TASK>
The data below should be copied out exactly, with its pictures omitted.

*** DATA EXCERPTS ***

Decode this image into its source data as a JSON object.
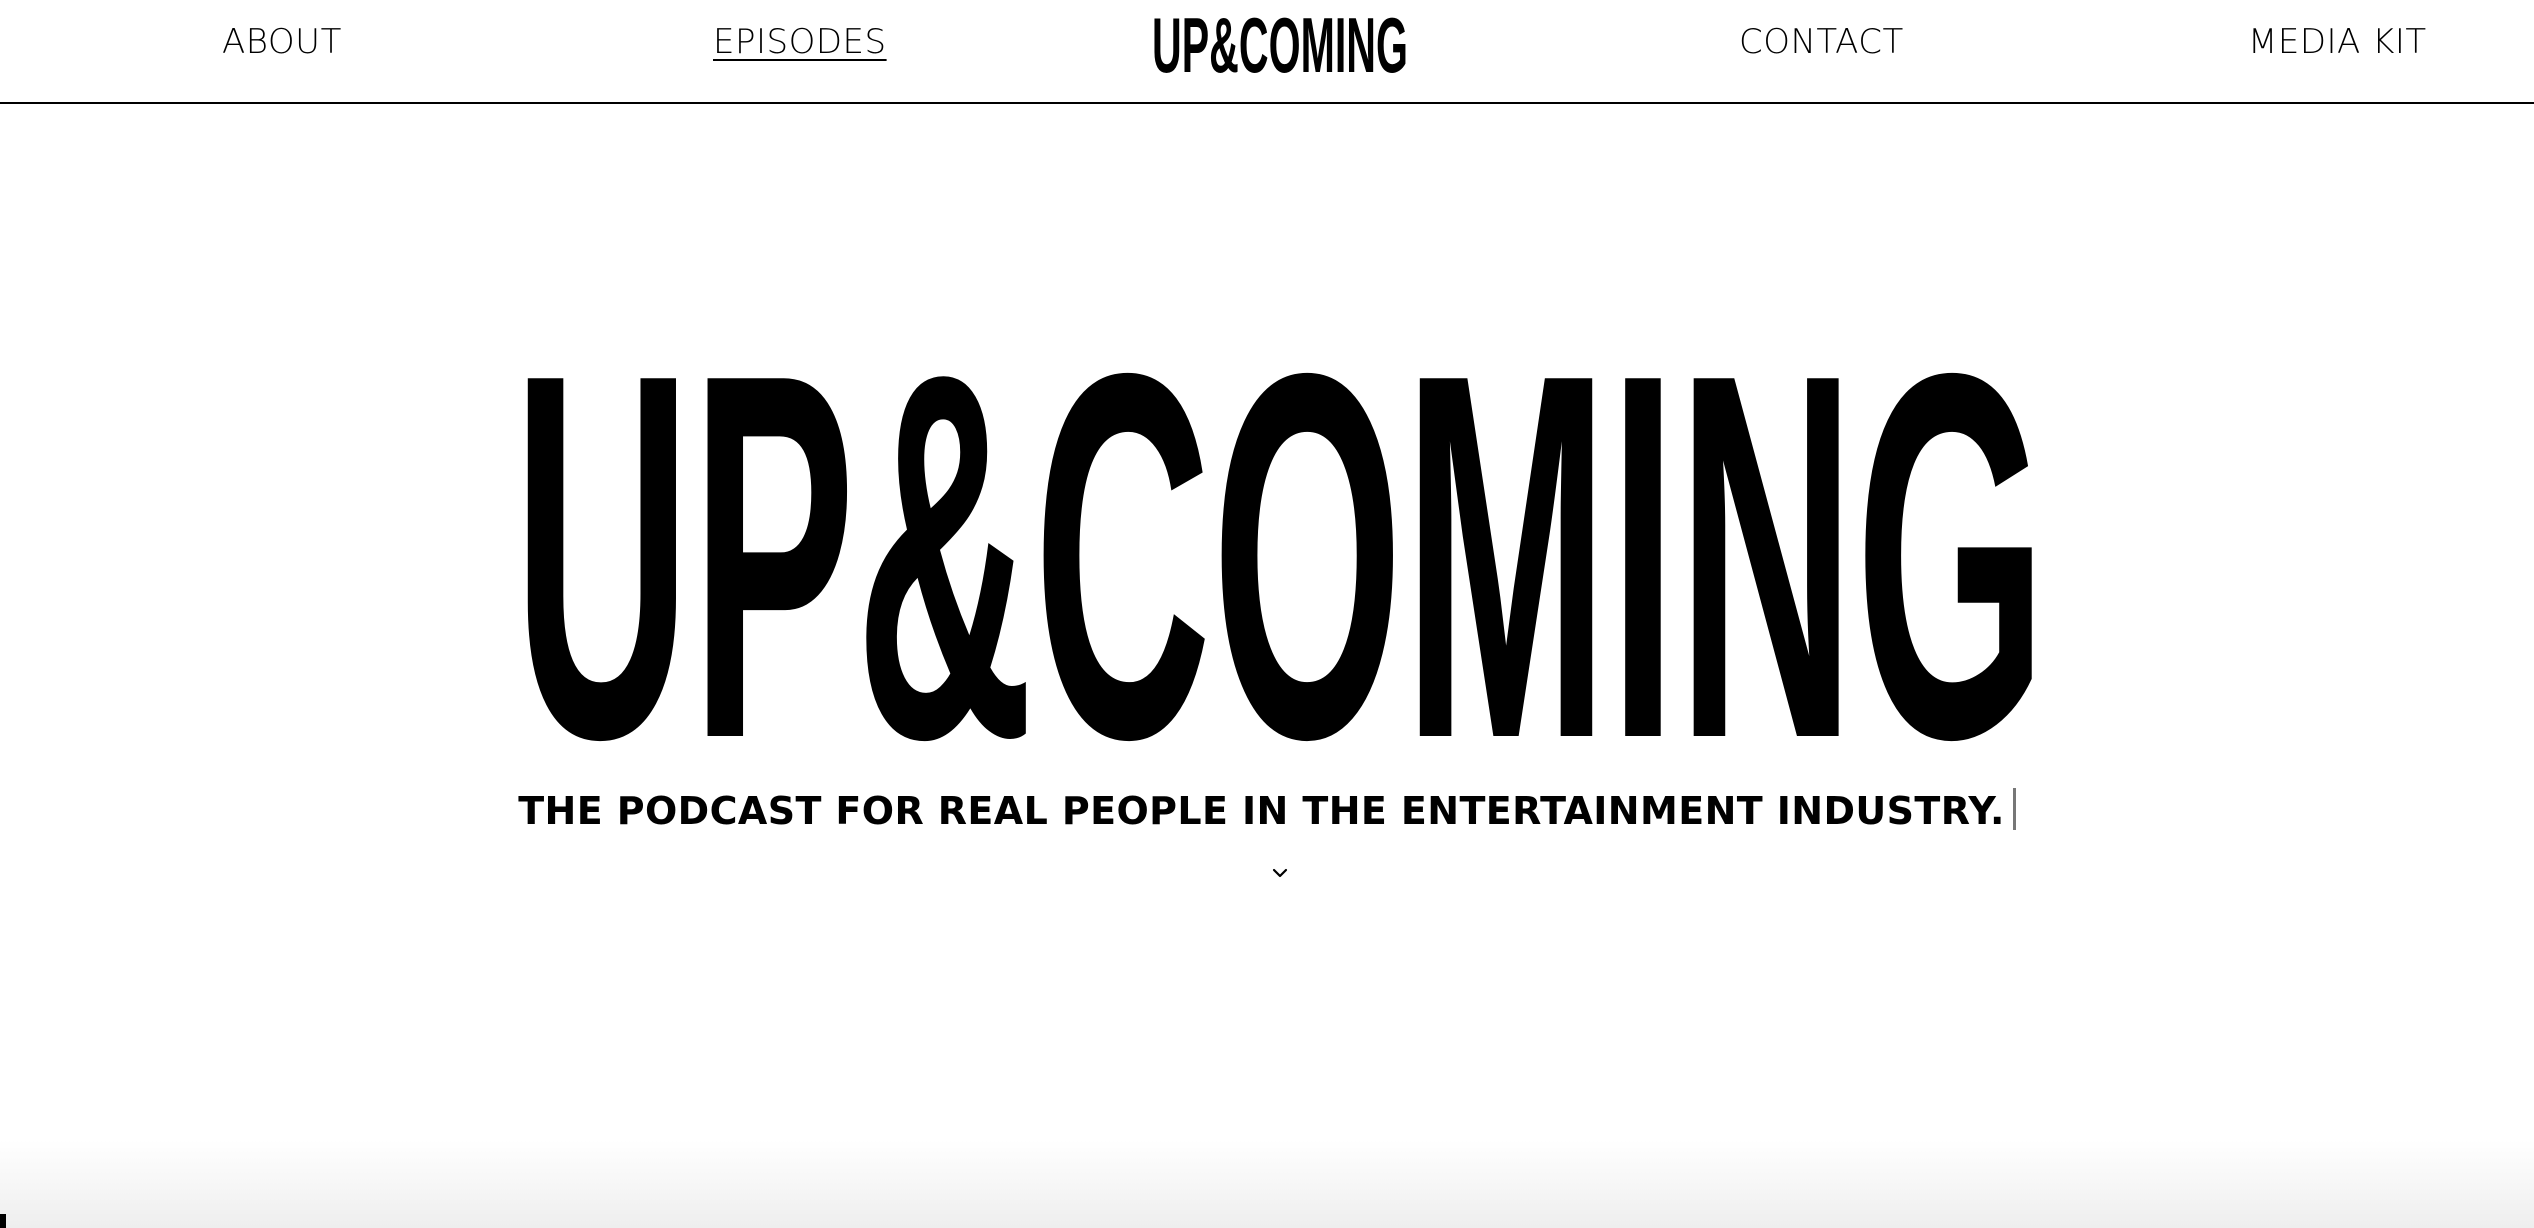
{
  "nav": {
    "items": [
      {
        "label": "ABOUT"
      },
      {
        "label": "EPISODES"
      },
      {
        "label": "CONTACT"
      },
      {
        "label": "MEDIA KIT"
      }
    ],
    "logo_text": "UP&COMING",
    "active": "EPISODES"
  },
  "hero": {
    "logo_text": "UP&COMING",
    "tagline": "THE PODCAST FOR REAL PEOPLE IN THE ENTERTAINMENT INDUSTRY.",
    "scroll_icon": "chevron-down-icon"
  },
  "colors": {
    "text": "#000000",
    "background": "#ffffff",
    "cursor": "#777777"
  }
}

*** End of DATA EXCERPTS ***

SOLUTION TO THE EXERCISE>
Decode this image into its source data as a JSON object.
{
  "nav": {
    "items": [
      {
        "label": "ABOUT"
      },
      {
        "label": "EPISODES"
      },
      {
        "label": "CONTACT"
      },
      {
        "label": "MEDIA KIT"
      }
    ],
    "logo_text": "UP&COMING",
    "active": "EPISODES"
  },
  "hero": {
    "logo_text": "UP&COMING",
    "tagline": "THE PODCAST FOR REAL PEOPLE IN THE ENTERTAINMENT INDUSTRY.",
    "scroll_icon": "chevron-down-icon"
  },
  "colors": {
    "text": "#000000",
    "background": "#ffffff",
    "cursor": "#777777"
  }
}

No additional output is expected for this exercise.